- WHAT TO WORK ON
Pick out each line of the records in which the word "calendar" appears.
+---+
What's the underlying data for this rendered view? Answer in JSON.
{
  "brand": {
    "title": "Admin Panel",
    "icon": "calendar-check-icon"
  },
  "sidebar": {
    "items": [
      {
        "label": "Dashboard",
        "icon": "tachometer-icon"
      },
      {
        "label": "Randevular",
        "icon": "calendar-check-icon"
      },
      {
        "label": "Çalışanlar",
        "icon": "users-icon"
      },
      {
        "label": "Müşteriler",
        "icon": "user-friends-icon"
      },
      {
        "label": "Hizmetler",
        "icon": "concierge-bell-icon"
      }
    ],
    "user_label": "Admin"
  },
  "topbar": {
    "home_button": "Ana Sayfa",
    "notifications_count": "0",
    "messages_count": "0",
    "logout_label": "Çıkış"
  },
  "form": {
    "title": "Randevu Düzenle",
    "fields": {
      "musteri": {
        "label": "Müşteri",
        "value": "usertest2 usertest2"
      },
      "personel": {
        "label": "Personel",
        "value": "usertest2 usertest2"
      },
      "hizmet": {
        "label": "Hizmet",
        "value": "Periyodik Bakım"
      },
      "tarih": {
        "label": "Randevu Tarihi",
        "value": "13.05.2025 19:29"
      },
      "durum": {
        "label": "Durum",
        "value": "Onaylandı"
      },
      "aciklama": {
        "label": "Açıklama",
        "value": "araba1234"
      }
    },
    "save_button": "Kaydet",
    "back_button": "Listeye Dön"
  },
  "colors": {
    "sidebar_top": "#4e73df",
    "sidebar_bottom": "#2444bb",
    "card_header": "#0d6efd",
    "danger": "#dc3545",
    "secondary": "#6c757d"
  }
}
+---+
- WRITTEN ANSWER
    "icon": "calendar-check-icon"
        "icon": "calendar-check-icon"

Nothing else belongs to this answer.